Hemphill had broken the tip of her finger. She’s kept playing, just like she had with other injuries, including her back, shoulder and ankle. Her team needed her in the everyday lineup.
“Never complained about it,” Murphy said.
Go back to that WCWS appearance, where Alabama got to within one game of reaching the finals, and Hemphill might have had the most memorable moment of the Crimson Tide’s entire postseason run.
In the regional finale between Alabama and Arizona State, the Crimson Tide fell behind 5-0 in the fourth inning, and the proud Sun Devils were not only playing with desperation to avoid elimination, but had the momentum.
That is until the fifth inning.
With one out, Merris Schroder started the rally with a solo home run to right. Then Elissa Brown singled to left, KB Sides reached on an infield hit and Kaylee Tow drew a walk, to bring up Hemphill.
The Sun Devils should have walked her and conceded the run.
“I almost threw up I was so excited,” said Cornell, who with the thunderous grand slam was off the hook after giving up the five runs.
Fouts, who came in and eventually got the win, as Alabama pulled out a 9-8 victory, calls it her favorite moment in softball – and she gets asked a lot.
“I have to tell them that, because one, it’s Bailey, and she’s so clutch,” Fouts said. “When I think of Bailey’s name, I think of clutch. When she comes up in those big-time moments people expect that because it happens all the time.”
With the win, Hemphill had reached base in 34 straight games and was two home runs shy of Kelly Kretschman's single-season home run record. She tied the mark during the Super Regional series against Texas, and became Alabama's single-season home run and RBI leader by hitting a three-run home run against Florida in the World Series.

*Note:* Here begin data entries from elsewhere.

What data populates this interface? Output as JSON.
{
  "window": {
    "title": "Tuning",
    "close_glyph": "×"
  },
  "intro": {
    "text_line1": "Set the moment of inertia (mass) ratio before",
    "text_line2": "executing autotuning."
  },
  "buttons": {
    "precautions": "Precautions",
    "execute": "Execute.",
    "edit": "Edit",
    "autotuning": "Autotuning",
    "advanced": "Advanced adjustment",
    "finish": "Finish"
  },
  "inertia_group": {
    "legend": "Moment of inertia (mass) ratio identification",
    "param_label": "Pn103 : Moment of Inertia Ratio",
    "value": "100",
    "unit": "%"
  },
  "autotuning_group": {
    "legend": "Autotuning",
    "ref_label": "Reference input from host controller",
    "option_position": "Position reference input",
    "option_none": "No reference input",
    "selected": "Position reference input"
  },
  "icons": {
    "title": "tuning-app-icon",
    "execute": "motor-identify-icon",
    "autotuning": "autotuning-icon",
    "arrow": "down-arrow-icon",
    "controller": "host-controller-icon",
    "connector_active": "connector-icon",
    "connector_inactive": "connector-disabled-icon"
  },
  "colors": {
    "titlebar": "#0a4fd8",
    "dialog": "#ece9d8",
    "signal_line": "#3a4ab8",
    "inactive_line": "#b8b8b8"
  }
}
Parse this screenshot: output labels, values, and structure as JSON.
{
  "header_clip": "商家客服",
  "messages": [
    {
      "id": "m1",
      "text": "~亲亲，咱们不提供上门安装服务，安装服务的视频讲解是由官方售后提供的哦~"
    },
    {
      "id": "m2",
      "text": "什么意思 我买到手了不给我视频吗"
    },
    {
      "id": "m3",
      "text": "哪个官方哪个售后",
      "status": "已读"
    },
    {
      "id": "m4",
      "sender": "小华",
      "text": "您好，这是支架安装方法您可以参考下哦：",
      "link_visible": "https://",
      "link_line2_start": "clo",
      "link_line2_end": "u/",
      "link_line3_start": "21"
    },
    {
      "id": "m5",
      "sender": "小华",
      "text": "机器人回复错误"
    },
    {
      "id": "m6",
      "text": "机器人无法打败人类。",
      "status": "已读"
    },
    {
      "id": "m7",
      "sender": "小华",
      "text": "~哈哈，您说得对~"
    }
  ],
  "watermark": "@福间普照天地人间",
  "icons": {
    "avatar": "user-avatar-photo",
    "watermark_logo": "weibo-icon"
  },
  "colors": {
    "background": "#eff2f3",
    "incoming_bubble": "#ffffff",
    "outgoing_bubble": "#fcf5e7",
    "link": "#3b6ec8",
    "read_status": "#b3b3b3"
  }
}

They were all great moments, and Hemphill does admit “The grand slam was pretty cool too,” but none define her career.
“Personally, the thing I’m proudest of is the type of person I’ve become since coming to Alabama,” she said. “I give my coaches and teammates a lot of credit in helping me develop into the type of person I am.”
“They really taught me how to be a better person outside of just being an athlete.”
That’s what the NCAA Woman of the Year Award should be about.